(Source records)

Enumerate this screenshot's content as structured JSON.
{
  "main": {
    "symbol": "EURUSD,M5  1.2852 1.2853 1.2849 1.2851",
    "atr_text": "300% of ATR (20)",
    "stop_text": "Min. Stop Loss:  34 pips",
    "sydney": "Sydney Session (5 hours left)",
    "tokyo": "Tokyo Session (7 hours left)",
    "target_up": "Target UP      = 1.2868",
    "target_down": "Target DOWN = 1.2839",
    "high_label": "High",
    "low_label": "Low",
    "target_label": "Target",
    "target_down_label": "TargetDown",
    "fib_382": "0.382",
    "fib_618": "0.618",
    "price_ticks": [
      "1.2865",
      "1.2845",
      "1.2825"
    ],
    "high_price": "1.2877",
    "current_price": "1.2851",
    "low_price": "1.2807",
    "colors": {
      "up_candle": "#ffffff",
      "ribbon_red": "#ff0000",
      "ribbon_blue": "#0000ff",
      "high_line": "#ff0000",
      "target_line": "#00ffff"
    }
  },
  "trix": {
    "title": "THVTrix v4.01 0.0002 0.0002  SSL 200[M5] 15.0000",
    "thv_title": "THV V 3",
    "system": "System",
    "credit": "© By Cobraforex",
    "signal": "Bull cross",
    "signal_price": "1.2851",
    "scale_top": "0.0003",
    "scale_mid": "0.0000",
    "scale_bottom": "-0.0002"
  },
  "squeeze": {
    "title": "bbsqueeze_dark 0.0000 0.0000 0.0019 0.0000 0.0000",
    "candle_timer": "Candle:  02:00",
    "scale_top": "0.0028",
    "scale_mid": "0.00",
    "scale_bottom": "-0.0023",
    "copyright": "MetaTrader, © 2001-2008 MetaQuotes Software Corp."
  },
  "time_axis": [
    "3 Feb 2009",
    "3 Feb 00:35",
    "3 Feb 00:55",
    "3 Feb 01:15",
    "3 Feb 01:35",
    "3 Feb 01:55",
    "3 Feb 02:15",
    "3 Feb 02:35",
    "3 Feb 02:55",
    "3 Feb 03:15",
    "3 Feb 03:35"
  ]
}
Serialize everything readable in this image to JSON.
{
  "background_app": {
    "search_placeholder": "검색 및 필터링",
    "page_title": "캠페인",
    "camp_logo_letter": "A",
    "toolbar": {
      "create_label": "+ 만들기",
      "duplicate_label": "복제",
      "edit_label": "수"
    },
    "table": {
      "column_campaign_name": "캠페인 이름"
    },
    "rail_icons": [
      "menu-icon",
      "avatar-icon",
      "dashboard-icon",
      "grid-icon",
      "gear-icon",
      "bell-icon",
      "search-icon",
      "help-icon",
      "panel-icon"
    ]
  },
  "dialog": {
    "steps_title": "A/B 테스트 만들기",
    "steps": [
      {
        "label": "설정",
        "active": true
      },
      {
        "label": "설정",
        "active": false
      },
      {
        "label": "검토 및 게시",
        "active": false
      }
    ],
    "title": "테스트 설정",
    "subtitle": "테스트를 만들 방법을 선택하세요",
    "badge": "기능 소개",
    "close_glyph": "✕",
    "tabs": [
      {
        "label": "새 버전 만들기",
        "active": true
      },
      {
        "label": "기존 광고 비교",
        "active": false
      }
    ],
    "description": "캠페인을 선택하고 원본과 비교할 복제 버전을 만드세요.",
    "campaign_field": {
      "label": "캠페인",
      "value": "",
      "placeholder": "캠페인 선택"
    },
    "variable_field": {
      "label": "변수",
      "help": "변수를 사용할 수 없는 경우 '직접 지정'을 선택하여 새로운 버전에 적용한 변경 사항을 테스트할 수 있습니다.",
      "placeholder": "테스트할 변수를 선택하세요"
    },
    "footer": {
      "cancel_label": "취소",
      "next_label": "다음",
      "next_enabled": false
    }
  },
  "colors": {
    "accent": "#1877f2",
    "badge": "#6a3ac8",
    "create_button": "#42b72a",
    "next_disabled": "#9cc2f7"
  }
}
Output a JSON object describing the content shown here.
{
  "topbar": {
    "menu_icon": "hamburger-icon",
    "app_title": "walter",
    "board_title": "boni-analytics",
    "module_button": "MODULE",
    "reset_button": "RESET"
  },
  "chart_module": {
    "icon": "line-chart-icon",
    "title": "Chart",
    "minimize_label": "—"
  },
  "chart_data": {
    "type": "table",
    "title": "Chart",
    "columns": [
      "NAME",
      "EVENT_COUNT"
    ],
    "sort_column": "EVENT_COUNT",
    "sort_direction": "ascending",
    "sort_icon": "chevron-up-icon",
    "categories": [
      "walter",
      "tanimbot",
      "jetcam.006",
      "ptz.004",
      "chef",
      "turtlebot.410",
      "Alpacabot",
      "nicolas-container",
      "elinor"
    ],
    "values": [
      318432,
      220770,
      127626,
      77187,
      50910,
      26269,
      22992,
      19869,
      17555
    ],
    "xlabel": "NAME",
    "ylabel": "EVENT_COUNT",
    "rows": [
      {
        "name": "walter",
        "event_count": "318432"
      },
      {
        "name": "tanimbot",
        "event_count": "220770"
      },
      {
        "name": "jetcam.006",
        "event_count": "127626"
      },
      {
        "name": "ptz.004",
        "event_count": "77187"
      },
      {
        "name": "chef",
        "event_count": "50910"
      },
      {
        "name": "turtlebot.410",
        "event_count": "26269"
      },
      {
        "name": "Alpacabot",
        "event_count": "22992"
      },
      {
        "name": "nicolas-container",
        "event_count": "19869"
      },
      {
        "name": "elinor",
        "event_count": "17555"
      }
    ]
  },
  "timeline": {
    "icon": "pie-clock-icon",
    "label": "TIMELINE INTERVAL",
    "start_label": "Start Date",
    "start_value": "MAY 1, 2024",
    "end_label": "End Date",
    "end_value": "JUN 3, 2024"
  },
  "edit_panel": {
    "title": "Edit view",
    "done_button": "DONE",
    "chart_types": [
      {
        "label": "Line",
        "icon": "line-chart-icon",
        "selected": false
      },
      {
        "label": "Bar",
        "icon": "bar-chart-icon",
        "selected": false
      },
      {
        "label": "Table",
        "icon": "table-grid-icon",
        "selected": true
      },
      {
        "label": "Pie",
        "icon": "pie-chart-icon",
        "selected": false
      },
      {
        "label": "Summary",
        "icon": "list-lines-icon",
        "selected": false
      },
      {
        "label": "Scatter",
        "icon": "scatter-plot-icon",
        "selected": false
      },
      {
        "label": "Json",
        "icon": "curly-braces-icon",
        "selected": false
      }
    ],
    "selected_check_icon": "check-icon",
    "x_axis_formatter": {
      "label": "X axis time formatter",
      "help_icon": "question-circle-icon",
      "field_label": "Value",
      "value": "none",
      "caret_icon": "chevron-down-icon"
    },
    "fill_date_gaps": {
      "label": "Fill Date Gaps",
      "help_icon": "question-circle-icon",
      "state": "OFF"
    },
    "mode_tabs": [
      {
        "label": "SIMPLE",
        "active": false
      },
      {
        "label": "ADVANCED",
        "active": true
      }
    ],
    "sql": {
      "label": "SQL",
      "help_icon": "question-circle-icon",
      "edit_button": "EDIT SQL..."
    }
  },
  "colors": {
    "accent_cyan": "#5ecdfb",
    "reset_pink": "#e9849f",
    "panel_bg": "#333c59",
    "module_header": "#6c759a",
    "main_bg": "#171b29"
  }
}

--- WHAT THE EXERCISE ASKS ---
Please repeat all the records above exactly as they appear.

--- FINISHED TASK ---
Enumerate this screenshot's content as structured JSON.
{
  "main": {
    "symbol": "EURUSD,M5  1.2852 1.2853 1.2849 1.2851",
    "atr_text": "300% of ATR (20)",
    "stop_text": "Min. Stop Loss:  34 pips",
    "sydney": "Sydney Session (5 hours left)",
    "tokyo": "Tokyo Session (7 hours left)",
    "target_up": "Target UP      = 1.2868",
    "target_down": "Target DOWN = 1.2839",
    "high_label": "High",
    "low_label": "Low",
    "target_label": "Target",
    "target_down_label": "TargetDown",
    "fib_382": "0.382",
    "fib_618": "0.618",
    "price_ticks": [
      "1.2865",
      "1.2845",
      "1.2825"
    ],
    "high_price": "1.2877",
    "current_price": "1.2851",
    "low_price": "1.2807",
    "colors": {
      "up_candle": "#ffffff",
      "ribbon_red": "#ff0000",
      "ribbon_blue": "#0000ff",
      "high_line": "#ff0000",
      "target_line": "#00ffff"
    }
  },
  "trix": {
    "title": "THVTrix v4.01 0.0002 0.0002  SSL 200[M5] 15.0000",
    "thv_title": "THV V 3",
    "system": "System",
    "credit": "© By Cobraforex",
    "signal": "Bull cross",
    "signal_price": "1.2851",
    "scale_top": "0.0003",
    "scale_mid": "0.0000",
    "scale_bottom": "-0.0002"
  },
  "squeeze": {
    "title": "bbsqueeze_dark 0.0000 0.0000 0.0019 0.0000 0.0000",
    "candle_timer": "Candle:  02:00",
    "scale_top": "0.0028",
    "scale_mid": "0.00",
    "scale_bottom": "-0.0023",
    "copyright": "MetaTrader, © 2001-2008 MetaQuotes Software Corp."
  },
  "time_axis": [
    "3 Feb 2009",
    "3 Feb 00:35",
    "3 Feb 00:55",
    "3 Feb 01:15",
    "3 Feb 01:35",
    "3 Feb 01:55",
    "3 Feb 02:15",
    "3 Feb 02:35",
    "3 Feb 02:55",
    "3 Feb 03:15",
    "3 Feb 03:35"
  ]
}
Serialize everything readable in this image to JSON.
{
  "background_app": {
    "search_placeholder": "검색 및 필터링",
    "page_title": "캠페인",
    "camp_logo_letter": "A",
    "toolbar": {
      "create_label": "+ 만들기",
      "duplicate_label": "복제",
      "edit_label": "수"
    },
    "table": {
      "column_campaign_name": "캠페인 이름"
    },
    "rail_icons": [
      "menu-icon",
      "avatar-icon",
      "dashboard-icon",
      "grid-icon",
      "gear-icon",
      "bell-icon",
      "search-icon",
      "help-icon",
      "panel-icon"
    ]
  },
  "dialog": {
    "steps_title": "A/B 테스트 만들기",
    "steps": [
      {
        "label": "설정",
        "active": true
      },
      {
        "label": "설정",
        "active": false
      },
      {
        "label": "검토 및 게시",
        "active": false
      }
    ],
    "title": "테스트 설정",
    "subtitle": "테스트를 만들 방법을 선택하세요",
    "badge": "기능 소개",
    "close_glyph": "✕",
    "tabs": [
      {
        "label": "새 버전 만들기",
        "active": true
      },
      {
        "label": "기존 광고 비교",
        "active": false
      }
    ],
    "description": "캠페인을 선택하고 원본과 비교할 복제 버전을 만드세요.",
    "campaign_field": {
      "label": "캠페인",
      "value": "",
      "placeholder": "캠페인 선택"
    },
    "variable_field": {
      "label": "변수",
      "help": "변수를 사용할 수 없는 경우 '직접 지정'을 선택하여 새로운 버전에 적용한 변경 사항을 테스트할 수 있습니다.",
      "placeholder": "테스트할 변수를 선택하세요"
    },
    "footer": {
      "cancel_label": "취소",
      "next_label": "다음",
      "next_enabled": false
    }
  },
  "colors": {
    "accent": "#1877f2",
    "badge": "#6a3ac8",
    "create_button": "#42b72a",
    "next_disabled": "#9cc2f7"
  }
}
Output a JSON object describing the content shown here.
{
  "topbar": {
    "menu_icon": "hamburger-icon",
    "app_title": "walter",
    "board_title": "boni-analytics",
    "module_button": "MODULE",
    "reset_button": "RESET"
  },
  "chart_module": {
    "icon": "line-chart-icon",
    "title": "Chart",
    "minimize_label": "—"
  },
  "chart_data": {
    "type": "table",
    "title": "Chart",
    "columns": [
      "NAME",
      "EVENT_COUNT"
    ],
    "sort_column": "EVENT_COUNT",
    "sort_direction": "ascending",
    "sort_icon": "chevron-up-icon",
    "categories": [
      "walter",
      "tanimbot",
      "jetcam.006",
      "ptz.004",
      "chef",
      "turtlebot.410",
      "Alpacabot",
      "nicolas-container",
      "elinor"
    ],
    "values": [
      318432,
      220770,
      127626,
      77187,
      50910,
      26269,
      22992,
      19869,
      17555
    ],
    "xlabel": "NAME",
    "ylabel": "EVENT_COUNT",
    "rows": [
      {
        "name": "walter",
        "event_count": "318432"
      },
      {
        "name": "tanimbot",
        "event_count": "220770"
      },
      {
        "name": "jetcam.006",
        "event_count": "127626"
      },
      {
        "name": "ptz.004",
        "event_count": "77187"
      },
      {
        "name": "chef",
        "event_count": "50910"
      },
      {
        "name": "turtlebot.410",
        "event_count": "26269"
      },
      {
        "name": "Alpacabot",
        "event_count": "22992"
      },
      {
        "name": "nicolas-container",
        "event_count": "19869"
      },
      {
        "name": "elinor",
        "event_count": "17555"
      }
    ]
  },
  "timeline": {
    "icon": "pie-clock-icon",
    "label": "TIMELINE INTERVAL",
    "start_label": "Start Date",
    "start_value": "MAY 1, 2024",
    "end_label": "End Date",
    "end_value": "JUN 3, 2024"
  },
  "edit_panel": {
    "title": "Edit view",
    "done_button": "DONE",
    "chart_types": [
      {
        "label": "Line",
        "icon": "line-chart-icon",
        "selected": false
      },
      {
        "label": "Bar",
        "icon": "bar-chart-icon",
        "selected": false
      },
      {
        "label": "Table",
        "icon": "table-grid-icon",
        "selected": true
      },
      {
        "label": "Pie",
        "icon": "pie-chart-icon",
        "selected": false
      },
      {
        "label": "Summary",
        "icon": "list-lines-icon",
        "selected": false
      },
      {
        "label": "Scatter",
        "icon": "scatter-plot-icon",
        "selected": false
      },
      {
        "label": "Json",
        "icon": "curly-braces-icon",
        "selected": false
      }
    ],
    "selected_check_icon": "check-icon",
    "x_axis_formatter": {
      "label": "X axis time formatter",
      "help_icon": "question-circle-icon",
      "field_label": "Value",
      "value": "none",
      "caret_icon": "chevron-down-icon"
    },
    "fill_date_gaps": {
      "label": "Fill Date Gaps",
      "help_icon": "question-circle-icon",
      "state": "OFF"
    },
    "mode_tabs": [
      {
        "label": "SIMPLE",
        "active": false
      },
      {
        "label": "ADVANCED",
        "active": true
      }
    ],
    "sql": {
      "label": "SQL",
      "help_icon": "question-circle-icon",
      "edit_button": "EDIT SQL..."
    }
  },
  "colors": {
    "accent_cyan": "#5ecdfb",
    "reset_pink": "#e9849f",
    "panel_bg": "#333c59",
    "module_header": "#6c759a",
    "main_bg": "#171b29"
  }
}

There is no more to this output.